Clashes between rival militias in the Libyan capital, Tripoli, last week overshadowed behind-the-scenes political talks sponsored by Egypt, Tunisia and Algeria, and their tenacious efforts to bring together Libya’s major political forces.
A militia turf war in Tripoli subsided after rival commanders agreed to suspend their clashes and stop trying to encroach on their adversaries’ positions. Libyan media showed extensive damage to homes, vehicles and some public buildings.
Despite the flare-up, patient diplomatic efforts by the three neighboring countries to bring Libya’s warring political factions together have continued, but drawn few headlines.
Tunisian President Beji Caid Essebsi has been leading efforts. He says it is his experience that it is best to have all the regional powerbrokers on board if one is going to make an initiative, and that few understand Libya better than its Arab neighbors. He says that is why he urged Egypt and Algeria to help mediate.
Military leader vs. unity government
Egypt has been trying, so far without success, to broker a meeting between Libya’s top military figure, General Khalifa Haftar, and the head of its internationally recognized “unity” government, Fayez Seraj.
Haftar, who was given the title of field marshal by the Tobruk-based parliament, has led a military campaign to unite the country since 2015. He has tried to subjugate the country’s rag-tag militias, more successfully in the east, than in the west.
Haftar warns that he will not merge his forces with any militias and accuses “unity” Prime Minister Seraj of aligning himself with certain militias that the general has refused to deal with. Haftar maintains that he has not yet met with Seraj.
Seraj, whose government has still not been approved by Libya’s internationally recognized parliament, is under pressure by both the militias who control Tripoli and residents of the city, who are angry over instability and economic flux.
Seraj says that his presidential council met with warring militias in Tripoli to impose a cease-fire and end recent bloodshed. He says government ministries have been tapped to help the wounded and compensate for damages.
Critics of Seraj
Seraj’s position has been repeatedly undermined by Islamist militia commanders in and around Tripoli. Khalifa al-Ghweil, who heads an Islamist-backed “national urgency government” in Tripoli, says Seraj has made matters worse.
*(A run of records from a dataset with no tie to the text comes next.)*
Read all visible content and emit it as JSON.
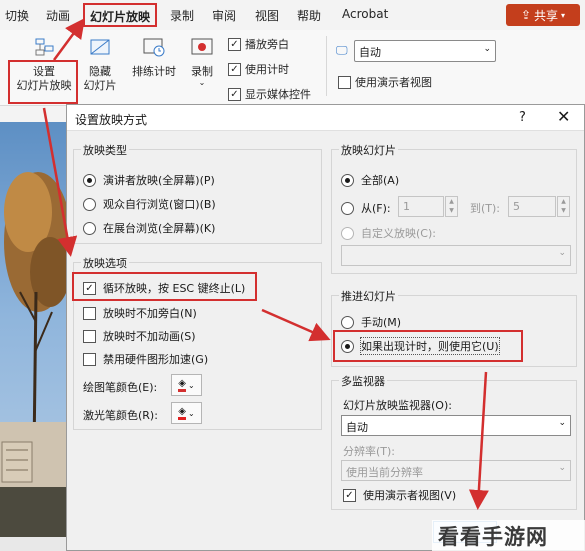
{
  "ribbon_tabs": [
    "切换",
    "动画",
    "幻灯片放映",
    "录制",
    "审阅",
    "视图",
    "帮助",
    "Acrobat"
  ],
  "share_label": "共享",
  "ribbon": {
    "setup_line1": "设置",
    "setup_line2": "幻灯片放映",
    "hide_line1": "隐藏",
    "hide_line2": "幻灯片",
    "rehearse": "排练计时",
    "record": "录制",
    "checks": [
      "播放旁白",
      "使用计时",
      "显示媒体控件"
    ],
    "monitor_value": "自动",
    "presenter_view": "使用演示者视图"
  },
  "dialog": {
    "title": "设置放映方式",
    "help": "?",
    "close": "✕",
    "show_type": {
      "label": "放映类型",
      "options": [
        "演讲者放映(全屏幕)(P)",
        "观众自行浏览(窗口)(B)",
        "在展台浏览(全屏幕)(K)"
      ]
    },
    "show_options": {
      "label": "放映选项",
      "loop": "循环放映，按 ESC 键终止(L)",
      "no_narration": "放映时不加旁白(N)",
      "no_animation": "放映时不加动画(S)",
      "disable_hw": "禁用硬件图形加速(G)",
      "pen_color": "绘图笔颜色(E):",
      "laser_color": "激光笔颜色(R):",
      "pen_hex": "#d32f2f",
      "laser_hex": "#e02020"
    },
    "slides": {
      "label": "放映幻灯片",
      "all": "全部(A)",
      "from": "从(F):",
      "from_value": "1",
      "to": "到(T):",
      "to_value": "5",
      "custom": "自定义放映(C):"
    },
    "advance": {
      "label": "推进幻灯片",
      "manual": "手动(M)",
      "timed": "如果出现计时，则使用它(U)"
    },
    "monitors": {
      "label": "多监视器",
      "monitor_label": "幻灯片放映监视器(O):",
      "monitor_value": "自动",
      "resolution_label": "分辨率(T):",
      "resolution_value": "使用当前分辨率",
      "presenter_view": "使用演示者视图(V)"
    }
  },
  "watermark": "看看手游网",
  "accent_red": "#d32f2f"
}
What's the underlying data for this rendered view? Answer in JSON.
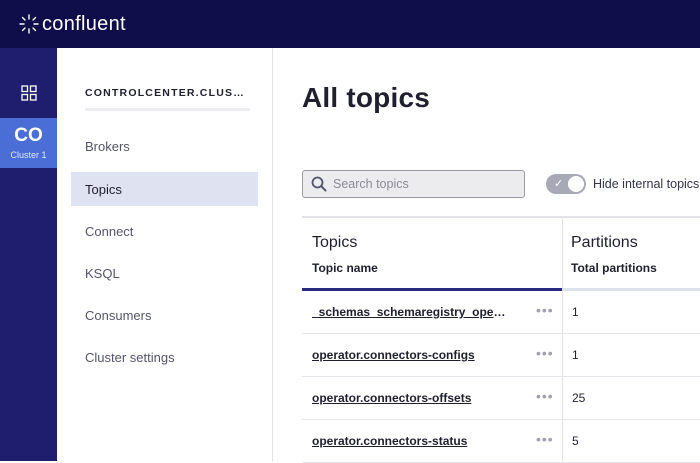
{
  "app": {
    "logo_text": "confluent"
  },
  "rail": {
    "cluster_abbr": "CO",
    "cluster_label": "Cluster 1"
  },
  "sidenav": {
    "cluster_name": "CONTROLCENTER.CLUSTER",
    "items": [
      {
        "label": "Brokers",
        "active": false
      },
      {
        "label": "Topics",
        "active": true
      },
      {
        "label": "Connect",
        "active": false
      },
      {
        "label": "KSQL",
        "active": false
      },
      {
        "label": "Consumers",
        "active": false
      },
      {
        "label": "Cluster settings",
        "active": false
      }
    ]
  },
  "main": {
    "title": "All topics",
    "search": {
      "placeholder": "Search topics",
      "value": ""
    },
    "toggle": {
      "label": "Hide internal topics",
      "checked": true
    }
  },
  "table": {
    "columns": [
      {
        "title": "Topics",
        "subtitle": "Topic name"
      },
      {
        "title": "Partitions",
        "subtitle": "Total partitions"
      }
    ],
    "rows": [
      {
        "name": "_schemas_schemaregistry_operator",
        "partitions": "1"
      },
      {
        "name": "operator.connectors-configs",
        "partitions": "1"
      },
      {
        "name": "operator.connectors-offsets",
        "partitions": "25"
      },
      {
        "name": "operator.connectors-status",
        "partitions": "5"
      }
    ]
  },
  "colors": {
    "topbar": "#0f0d4a",
    "rail": "#1f1d6e",
    "cluster_tile": "#4b6ed6",
    "active_nav": "#dfe2f1",
    "header_rule": "#2c2a80"
  }
}
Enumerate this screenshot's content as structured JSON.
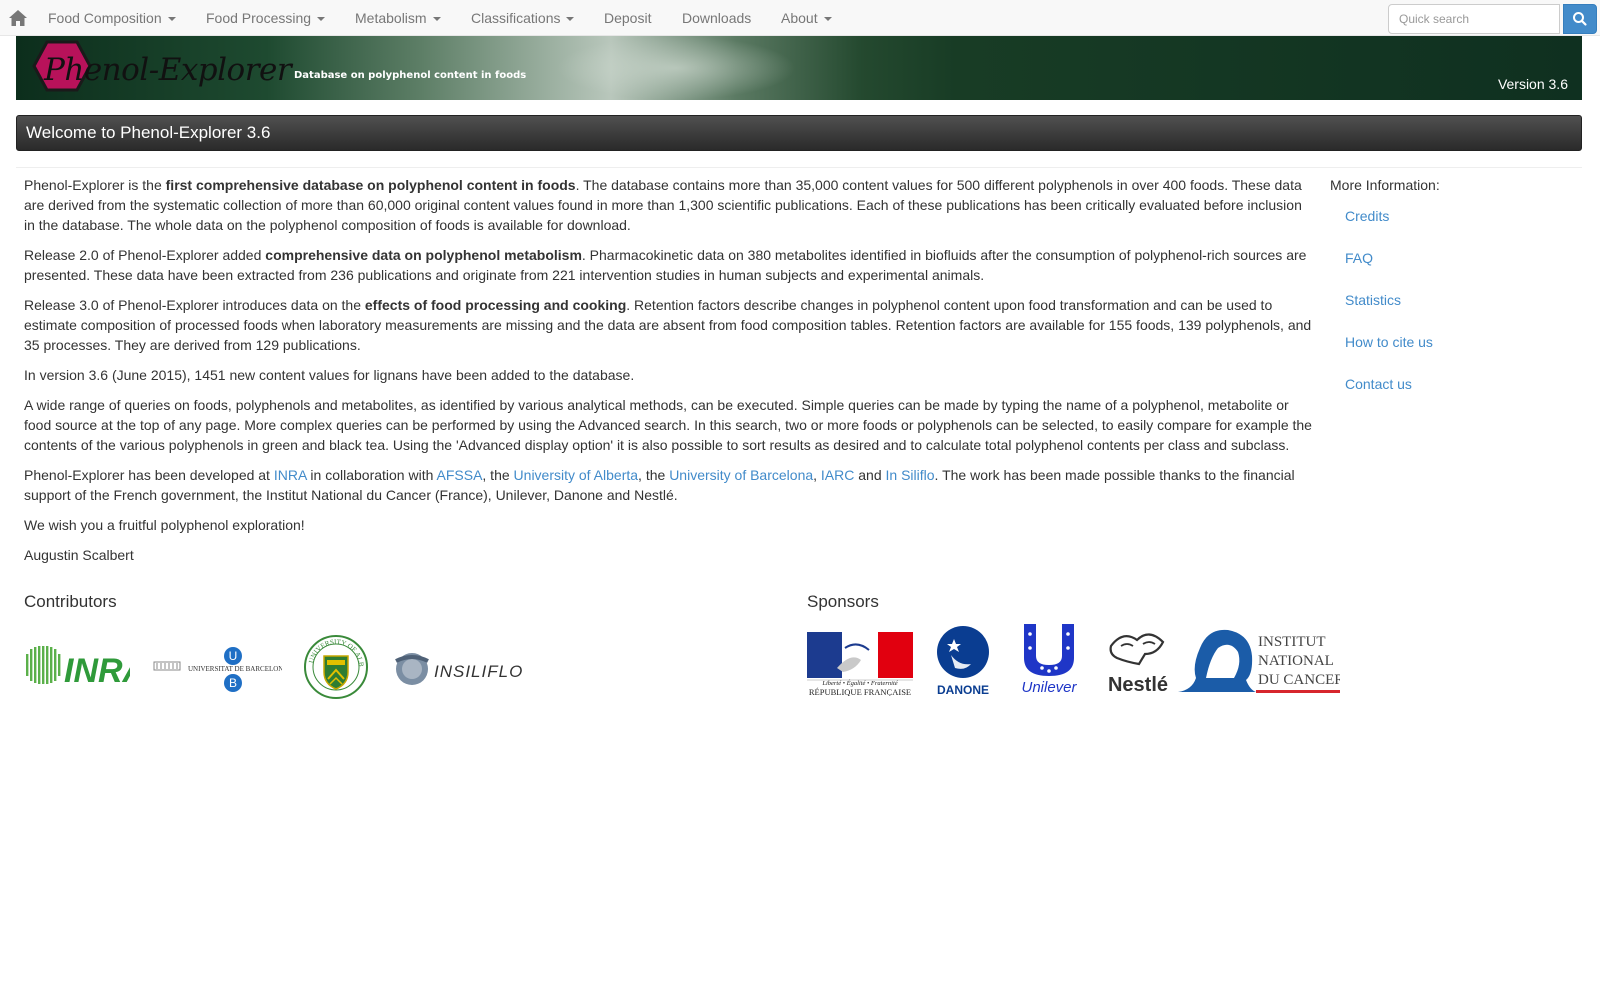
{
  "navbar": {
    "items": [
      {
        "label": "Food Composition",
        "dropdown": true
      },
      {
        "label": "Food Processing",
        "dropdown": true
      },
      {
        "label": "Metabolism",
        "dropdown": true
      },
      {
        "label": "Classifications",
        "dropdown": true
      },
      {
        "label": "Deposit",
        "dropdown": false
      },
      {
        "label": "Downloads",
        "dropdown": false
      },
      {
        "label": "About",
        "dropdown": true
      }
    ],
    "search_placeholder": "Quick search"
  },
  "banner": {
    "logo_text": "Phenol-Explorer",
    "tagline": "Database on polyphenol content in foods",
    "version": "Version 3.6"
  },
  "welcome_title": "Welcome to Phenol-Explorer 3.6",
  "intro": {
    "p1_a": "Phenol-Explorer is the ",
    "p1_bold": "first comprehensive database on polyphenol content in foods",
    "p1_b": ". The database contains more than 35,000 content values for 500 different polyphenols in over 400 foods. These data are derived from the systematic collection of more than 60,000 original content values found in more than 1,300 scientific publications. Each of these publications has been critically evaluated before inclusion in the database. The whole data on the polyphenol composition of foods is available for download.",
    "p2_a": "Release 2.0 of Phenol-Explorer added ",
    "p2_bold": "comprehensive data on polyphenol metabolism",
    "p2_b": ". Pharmacokinetic data on 380 metabolites identified in biofluids after the consumption of polyphenol-rich sources are presented. These data have been extracted from 236 publications and originate from 221 intervention studies in human subjects and experimental animals.",
    "p3_a": "Release 3.0 of Phenol-Explorer introduces data on the ",
    "p3_bold": "effects of food processing and cooking",
    "p3_b": ". Retention factors describe changes in polyphenol content upon food transformation and can be used to estimate composition of processed foods when laboratory measurements are missing and the data are absent from food composition tables. Retention factors are available for 155 foods, 139 polyphenols, and 35 processes. They are derived from 129 publications.",
    "p4": "In version 3.6 (June 2015), 1451 new content values for lignans have been added to the database.",
    "p5": "A wide range of queries on foods, polyphenols and metabolites, as identified by various analytical methods, can be executed. Simple queries can be made by typing the name of a polyphenol, metabolite or food source at the top of any page. More complex queries can be performed by using the Advanced search. In this search, two or more foods or polyphenols can be selected, to easily compare for example the contents of the various polyphenols in green and black tea. Using the 'Advanced display option' it is also possible to sort results as desired and to calculate total polyphenol contents per class and subclass.",
    "p6_a": "Phenol-Explorer has been developed at ",
    "p6_link1": "INRA",
    "p6_b": " in collaboration with ",
    "p6_link2": "AFSSA",
    "p6_c": ", the ",
    "p6_link3": "University of Alberta",
    "p6_d": ", the ",
    "p6_link4": "University of Barcelona",
    "p6_e": ", ",
    "p6_link5": "IARC",
    "p6_f": " and ",
    "p6_link6": "In Siliflo",
    "p6_g": ". The work has been made possible thanks to the financial support of the French government, the Institut National du Cancer (France), Unilever, Danone and Nestlé.",
    "p7": "We wish you a fruitful polyphenol exploration!",
    "p8": "Augustin Scalbert"
  },
  "sidebar": {
    "title": "More Information:",
    "links": [
      "Credits",
      "FAQ",
      "Statistics",
      "How to cite us",
      "Contact us"
    ]
  },
  "contributors": {
    "title": "Contributors",
    "inra_text": "INRA",
    "ub_text": "UNIVERSITAT DE BARCELONA",
    "ub_letter_u": "U",
    "ub_letter_b": "B",
    "ualberta_text": "UNIVERSITY OF ALBERTA",
    "insiliflo_text": "INSILIFLO"
  },
  "sponsors": {
    "title": "Sponsors",
    "rf_text": "Liberté • Égalité • Fraternité",
    "rf_text2": "RÉPUBLIQUE FRANÇAISE",
    "danone_text": "DANONE",
    "unilever_text": "Unilever",
    "nestle_text": "Nestlé",
    "inca_line1": "INSTITUT",
    "inca_line2": "NATIONAL",
    "inca_line3": "DU CANCER"
  }
}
Ghweil argues that Seraj’s unity government, rather than uniting the east and west of the country, has succeeded in further fragmenting regions around Tripoli. He says the economy is deteriorating, public services are collapsing and chaos is spreading.
Aguila Saleh, who heads parliament, holds the political keys to the equation, in that his group must vote to approve any legitimate government of the country. So far, he has refused to give his blessing to Seraj.
He says that Libyans must unite to put a stop to the bloodshed and find a political solution free of international meddling or attempts to exclude anyone — such as Haftar — and that such a solution must be arrived at inside Libya.
Martin Kobler is the departing United Nations envoy. He has tried unsuccessfully to get Libyan factions to support Seraj’s government, borne of a 2015 international agreement. He has not quite given up on the effort, but considers that the attempt to impose it was a mistake.
The internal Libyan political process must take precedence over international dealings, Kobler says, since all solutions imposed from the outside are bad solutions.
Until now, though, that internal Libyan political process has been thwarted by Islamist militias in the West, unwilling to accept the authority of parliament or Haftar, while Haftar and parliament remain unwilling to share power with the Islamist militias.